Even if the Equality Act were to pass a Democratic House, its future in the Senate — where 60 votes are typically needed to advance legislation — would be uncertain. Some of the Republican senators who supported ENDA are out of office or will be come January. Five remain in Congress now: Sens. Pat Toomey of Pennsylvania, Rob Portman of Ohio, Dean Heller of Nevada, Susan Collins of Maine and Lisa Murkowski of Alaska, who recently bucked her party to become the only Republican to vote against the controversial confirmation of Supreme Court Justice Brett Kavanaugh.
Sen. Jeff Merkley, D-Ore., the main sponsor of the Equality Act in the Senate, said he's optimistic that shifting public attitudes on gay rights will propel the bill forward. He noted that in 2015, two years after ENDA stalled in Congress, the Supreme Court legalized gay marriage nationwide.
"This is what we need to accomplish. It is way past time to end discrimination across the board," Merkley said. "I find it astounding that here we are in a situation where you can now take your marriage certificate from state to state, but if you travel with your partner, in one you're treated as a citizen with full rights, and in the next, you're treated as a second-class citizen."
Merkley said soon after the midterm election he'll begin reaching out to Republican senators to discuss the legislation. But so far they've been hard to convince: All 47 sponsors of the Senate bill are Democrats.
He sees one big sticking point for gaining Republican support: A provision in the bill forbids any employer or retailer from using the Religious Freedom Restoration Act, passed in 1993, to justify withholding services based on gender or sexual orientation. The law, which received bipartisan support, barred the government from interfering with the rights of religious practitioners. But more recently the law has been used to protect the rights of business owners to refuse service based on religious beliefs. In one 2014 case, the Supreme Court found that chain craft store Hobby Lobby, founded by religious evangelicals, didn't have to provide its employees with contraception coverage for religious reasons.
The Trump administration has pursued policies in line with that law when taking steps to roll back protections for LGBTQ individuals, including rescinding guidance for schools on how to treat transgender students and attempting to bar transgender individuals from serving in the military.
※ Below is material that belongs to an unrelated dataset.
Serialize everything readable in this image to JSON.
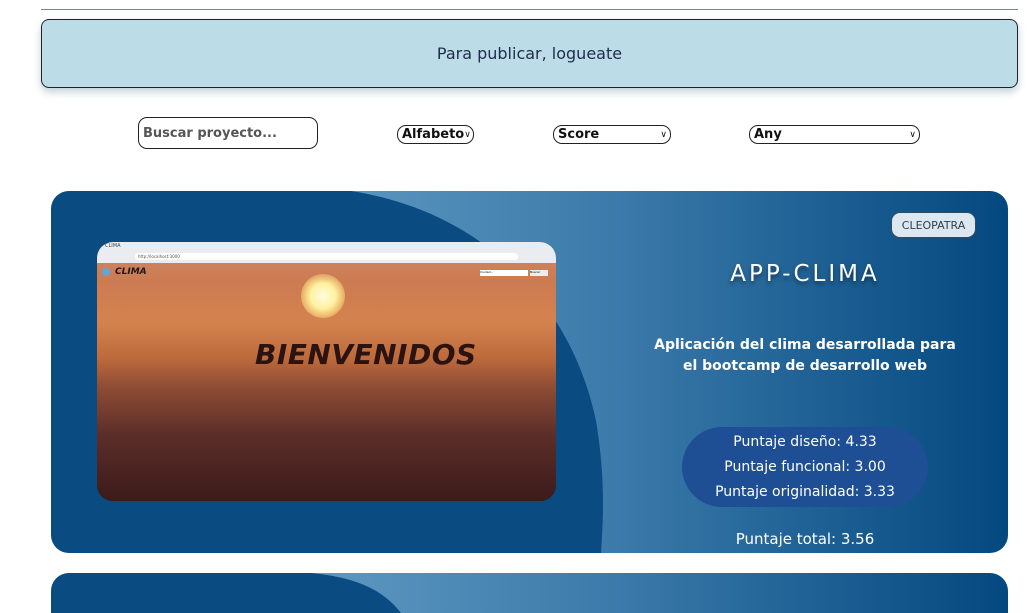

The administration is also considering a proposal to limit the definition of gender to include only one's sex at birth, according to The New York Times, prompting outrage from LGBTQ advocates.
Religious and conservative organizations have been vocal in their opposition to the Equality Act. Mary Beth Waddell, senior legislative assistant for conservative group Family Research Council, likened it to government-sanctioned discrimination against religious people.
"The current law in civil rights and the protected classes are inborn and unchangeable characteristics like race, ethnicity, national origin, age, sex, etc., and religion, which is expressly protected under the constitution," Waddell said. "What the Equality Act does is it turns it on its head and allow the government to impose a belief system about sexual decisions and sexual behaviors on the nation."
Waddell said if the bill comes up for a vote, the group will "certainly be part of the opposition." One advantage for supporters of the Equality Act is that it has overwhelming support from the business community. Since it was first introduced, major corporations including Apple, Dow Chemical Company, Amazon, General Electric Co. and more than 100 others have signed on to endorse its passage.
"Unlike virtually any other omnibus civil rights bill, the Equality Act had corporate support from the day of introduction," said Deena Fidas, director of the Human Rights Campaign's Workplace Equality Program.